▶ **WHAT YOU NEED TO DO**:
Only the pictures are to be dropped; return all other data below exactly.

[RECORDED INFORMATION]

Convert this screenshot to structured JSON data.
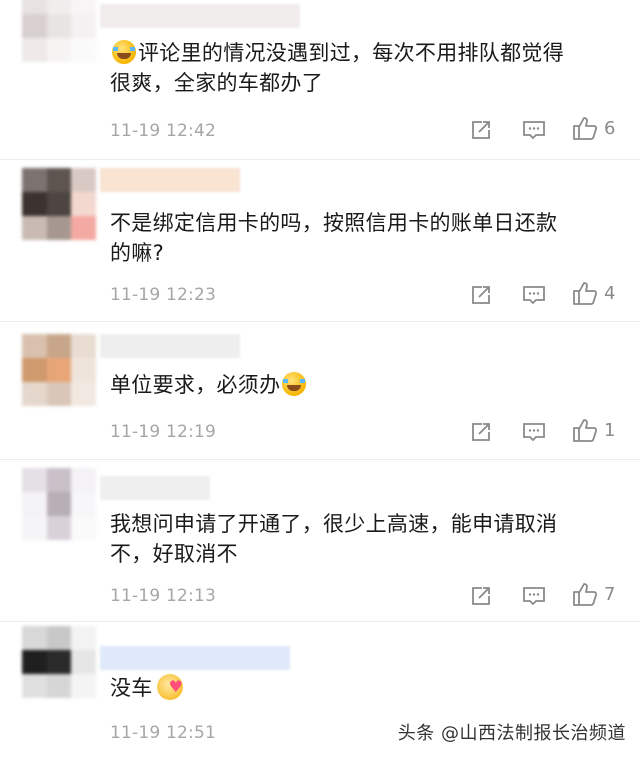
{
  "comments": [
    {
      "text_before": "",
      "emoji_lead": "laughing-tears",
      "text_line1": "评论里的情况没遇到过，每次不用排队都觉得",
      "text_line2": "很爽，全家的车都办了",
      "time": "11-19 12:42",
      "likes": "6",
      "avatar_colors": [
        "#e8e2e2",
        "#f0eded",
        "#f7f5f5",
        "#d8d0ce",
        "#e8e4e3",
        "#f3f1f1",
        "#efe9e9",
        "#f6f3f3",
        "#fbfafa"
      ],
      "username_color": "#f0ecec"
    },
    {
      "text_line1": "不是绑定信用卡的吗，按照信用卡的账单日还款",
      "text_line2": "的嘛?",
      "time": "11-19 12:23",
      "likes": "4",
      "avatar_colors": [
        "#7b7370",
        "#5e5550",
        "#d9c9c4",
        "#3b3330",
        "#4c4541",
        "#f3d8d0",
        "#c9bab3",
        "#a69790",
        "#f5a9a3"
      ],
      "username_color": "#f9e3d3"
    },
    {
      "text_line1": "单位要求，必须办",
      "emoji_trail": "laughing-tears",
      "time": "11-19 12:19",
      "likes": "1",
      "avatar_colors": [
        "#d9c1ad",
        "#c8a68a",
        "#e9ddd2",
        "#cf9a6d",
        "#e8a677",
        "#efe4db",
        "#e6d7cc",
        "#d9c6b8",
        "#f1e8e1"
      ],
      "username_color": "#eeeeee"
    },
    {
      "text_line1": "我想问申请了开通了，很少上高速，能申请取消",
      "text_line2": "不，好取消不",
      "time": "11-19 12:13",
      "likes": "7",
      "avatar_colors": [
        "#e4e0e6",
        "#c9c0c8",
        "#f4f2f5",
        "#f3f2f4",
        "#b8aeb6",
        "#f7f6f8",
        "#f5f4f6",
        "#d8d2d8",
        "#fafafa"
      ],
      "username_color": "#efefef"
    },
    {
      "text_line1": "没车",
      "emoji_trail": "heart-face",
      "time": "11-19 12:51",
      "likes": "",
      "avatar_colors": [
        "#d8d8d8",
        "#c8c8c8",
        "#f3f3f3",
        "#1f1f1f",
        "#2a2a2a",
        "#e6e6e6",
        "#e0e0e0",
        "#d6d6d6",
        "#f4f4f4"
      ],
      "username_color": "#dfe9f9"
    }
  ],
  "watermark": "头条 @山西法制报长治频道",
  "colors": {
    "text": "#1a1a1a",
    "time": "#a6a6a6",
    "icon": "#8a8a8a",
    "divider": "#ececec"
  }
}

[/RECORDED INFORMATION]

▶ **THE ANSWER**:
Convert this screenshot to structured JSON data.
{
  "comments": [
    {
      "text_before": "",
      "emoji_lead": "laughing-tears",
      "text_line1": "评论里的情况没遇到过，每次不用排队都觉得",
      "text_line2": "很爽，全家的车都办了",
      "time": "11-19 12:42",
      "likes": "6",
      "avatar_colors": [
        "#e8e2e2",
        "#f0eded",
        "#f7f5f5",
        "#d8d0ce",
        "#e8e4e3",
        "#f3f1f1",
        "#efe9e9",
        "#f6f3f3",
        "#fbfafa"
      ],
      "username_color": "#f0ecec"
    },
    {
      "text_line1": "不是绑定信用卡的吗，按照信用卡的账单日还款",
      "text_line2": "的嘛?",
      "time": "11-19 12:23",
      "likes": "4",
      "avatar_colors": [
        "#7b7370",
        "#5e5550",
        "#d9c9c4",
        "#3b3330",
        "#4c4541",
        "#f3d8d0",
        "#c9bab3",
        "#a69790",
        "#f5a9a3"
      ],
      "username_color": "#f9e3d3"
    },
    {
      "text_line1": "单位要求，必须办",
      "emoji_trail": "laughing-tears",
      "time": "11-19 12:19",
      "likes": "1",
      "avatar_colors": [
        "#d9c1ad",
        "#c8a68a",
        "#e9ddd2",
        "#cf9a6d",
        "#e8a677",
        "#efe4db",
        "#e6d7cc",
        "#d9c6b8",
        "#f1e8e1"
      ],
      "username_color": "#eeeeee"
    },
    {
      "text_line1": "我想问申请了开通了，很少上高速，能申请取消",
      "text_line2": "不，好取消不",
      "time": "11-19 12:13",
      "likes": "7",
      "avatar_colors": [
        "#e4e0e6",
        "#c9c0c8",
        "#f4f2f5",
        "#f3f2f4",
        "#b8aeb6",
        "#f7f6f8",
        "#f5f4f6",
        "#d8d2d8",
        "#fafafa"
      ],
      "username_color": "#efefef"
    },
    {
      "text_line1": "没车",
      "emoji_trail": "heart-face",
      "time": "11-19 12:51",
      "likes": "",
      "avatar_colors": [
        "#d8d8d8",
        "#c8c8c8",
        "#f3f3f3",
        "#1f1f1f",
        "#2a2a2a",
        "#e6e6e6",
        "#e0e0e0",
        "#d6d6d6",
        "#f4f4f4"
      ],
      "username_color": "#dfe9f9"
    }
  ],
  "watermark": "头条 @山西法制报长治频道",
  "colors": {
    "text": "#1a1a1a",
    "time": "#a6a6a6",
    "icon": "#8a8a8a",
    "divider": "#ececec"
  }
}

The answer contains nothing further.